Please give the number of lines in the listing that include the word "JSON", with no other words.

╭──

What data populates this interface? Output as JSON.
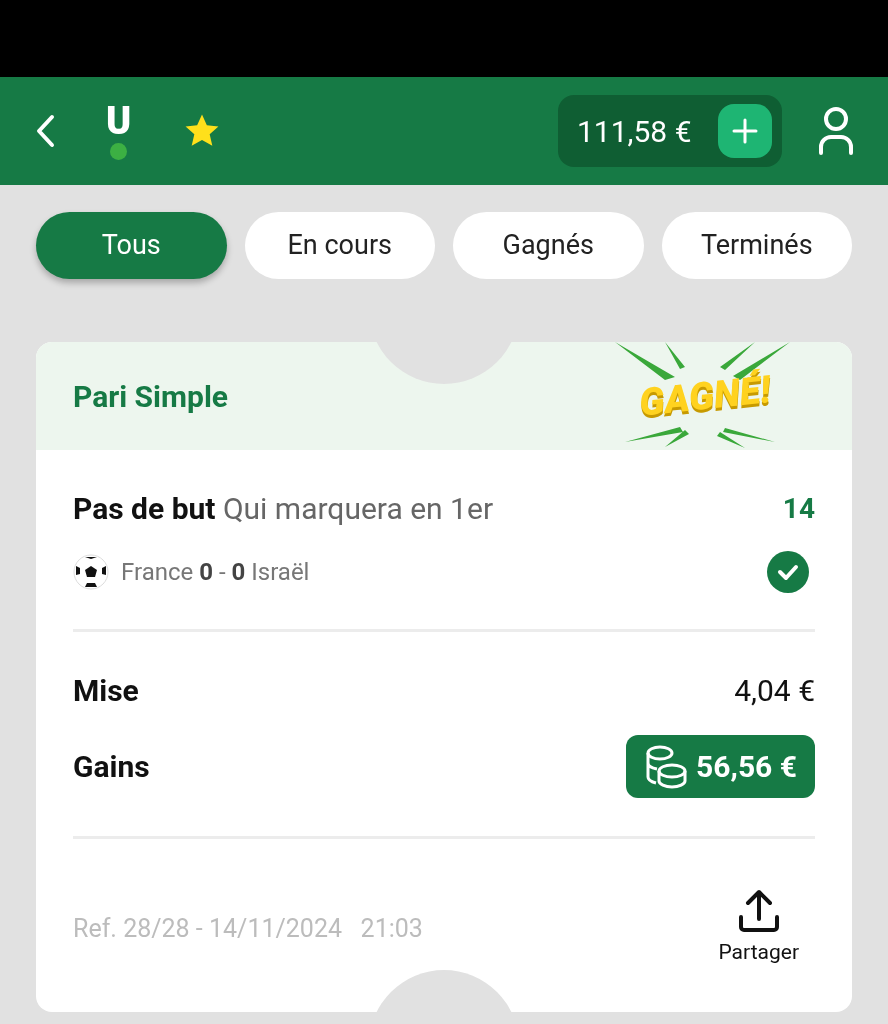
{
  "header": {
    "balance": "111,58 €",
    "logo": "U"
  },
  "tabs": [
    {
      "label": "Tous",
      "selected": true
    },
    {
      "label": "En cours",
      "selected": false
    },
    {
      "label": "Gagnés",
      "selected": false
    },
    {
      "label": "Terminés",
      "selected": false
    }
  ],
  "bet": {
    "type": "Pari Simple",
    "badge": "GAGNÉ!",
    "selection": "**Pas de but** Qui marquera en 1er",
    "odds": "14",
    "match": "France **0** - **0** Israël",
    "won": true,
    "stake_label": "Mise",
    "stake": "4,04 €",
    "gains_label": "Gains",
    "gains": "56,56 €",
    "reference": "Ref. 28/28 - 14/11/2024   21:03",
    "share": "Partager"
  }
}
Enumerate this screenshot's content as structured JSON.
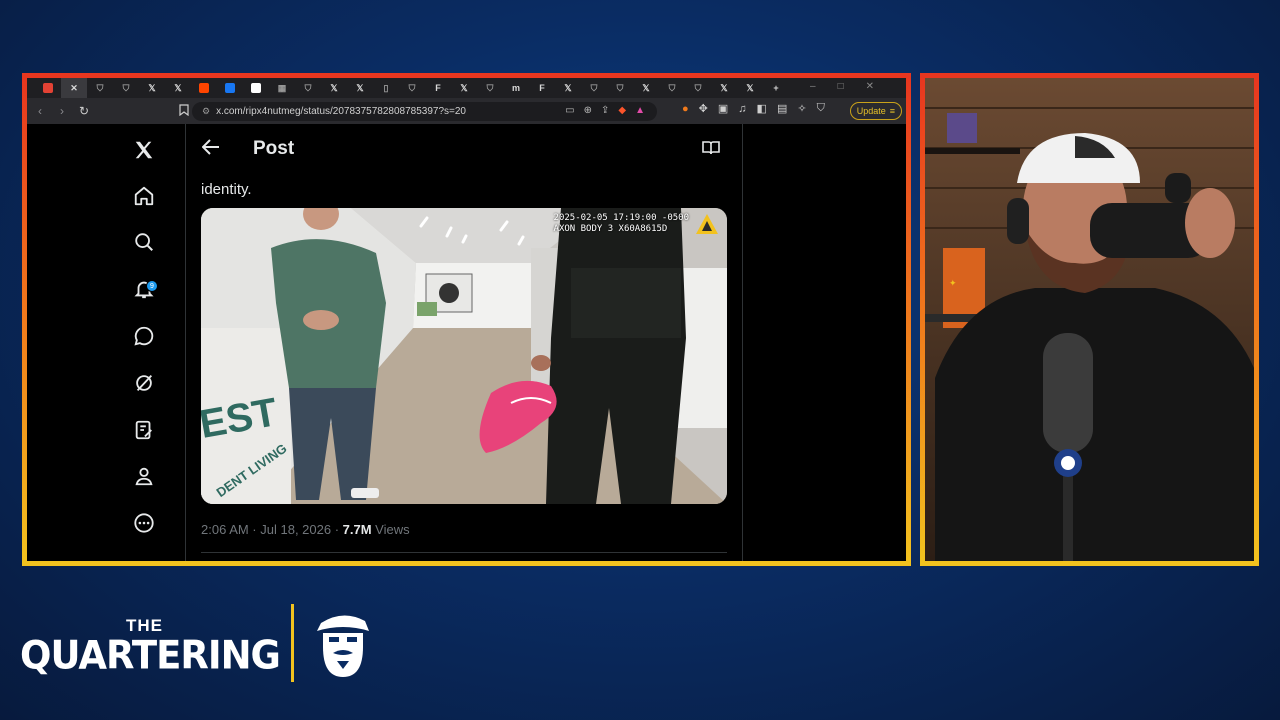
{
  "browser": {
    "tabs": [
      {
        "icon": "favicon-red-icon",
        "color": "#e34234"
      },
      {
        "icon": "close-icon",
        "label": "✕",
        "active": true
      },
      {
        "icon": "shield-icon"
      },
      {
        "icon": "shield-icon"
      },
      {
        "icon": "x-logo-icon",
        "label": "𝕏"
      },
      {
        "icon": "x-logo-icon",
        "label": "𝕏"
      },
      {
        "icon": "reddit-icon",
        "color": "#ff4500"
      },
      {
        "icon": "facebook-icon",
        "color": "#1877f2"
      },
      {
        "icon": "google-icon",
        "color": "#ffffff"
      },
      {
        "icon": "news-icon"
      },
      {
        "icon": "shield-icon"
      },
      {
        "icon": "x-logo-icon",
        "label": "𝕏"
      },
      {
        "icon": "x-logo-icon",
        "label": "𝕏"
      },
      {
        "icon": "doc-icon"
      },
      {
        "icon": "shield-icon"
      },
      {
        "icon": "f-icon",
        "label": "F"
      },
      {
        "icon": "x-logo-icon",
        "label": "𝕏"
      },
      {
        "icon": "shield-icon"
      },
      {
        "icon": "m-icon",
        "label": "m"
      },
      {
        "icon": "f-icon",
        "label": "F"
      },
      {
        "icon": "x-logo-icon",
        "label": "𝕏"
      },
      {
        "icon": "shield-icon"
      },
      {
        "icon": "shield-icon"
      },
      {
        "icon": "x-logo-icon",
        "label": "𝕏"
      },
      {
        "icon": "shield-icon"
      },
      {
        "icon": "shield-icon"
      },
      {
        "icon": "x-logo-icon",
        "label": "𝕏"
      },
      {
        "icon": "x-logo-icon",
        "label": "𝕏"
      },
      {
        "icon": "new-tab-icon",
        "label": "+"
      }
    ],
    "url": "x.com/ripx4nutmeg/status/2078375782808785397?s=20",
    "update_label": "Update"
  },
  "x_app": {
    "header_title": "Post",
    "notifications_count": "9",
    "tweet_text": "identity.",
    "video_overlay": {
      "line1": "2025-02-05 17:19:00 -0500",
      "line2": "AXON BODY 3 X60A8615D"
    },
    "meta": {
      "time": "2:06 AM · Jul 18, 2026 · ",
      "views_count": "7.7M",
      "views_label": " Views"
    }
  },
  "branding": {
    "the": "THE",
    "name": "QUARTERING",
    "colors": {
      "accent": "#f2c21e",
      "frame_top": "#e8361f",
      "frame_bottom": "#f2c21e",
      "x_blue": "#1d9bf0"
    }
  }
}
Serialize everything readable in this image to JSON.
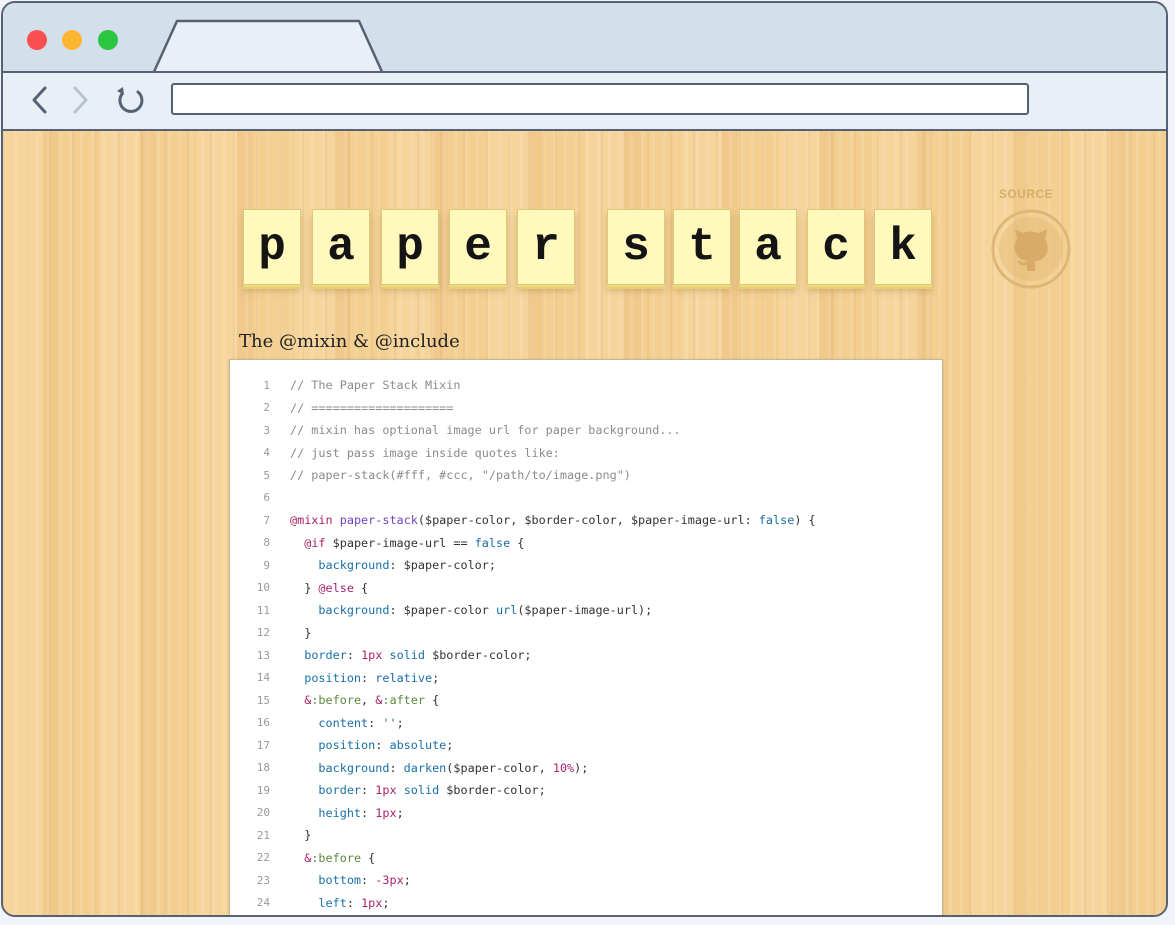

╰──

- _ANSWER FOR THE TASK_: 3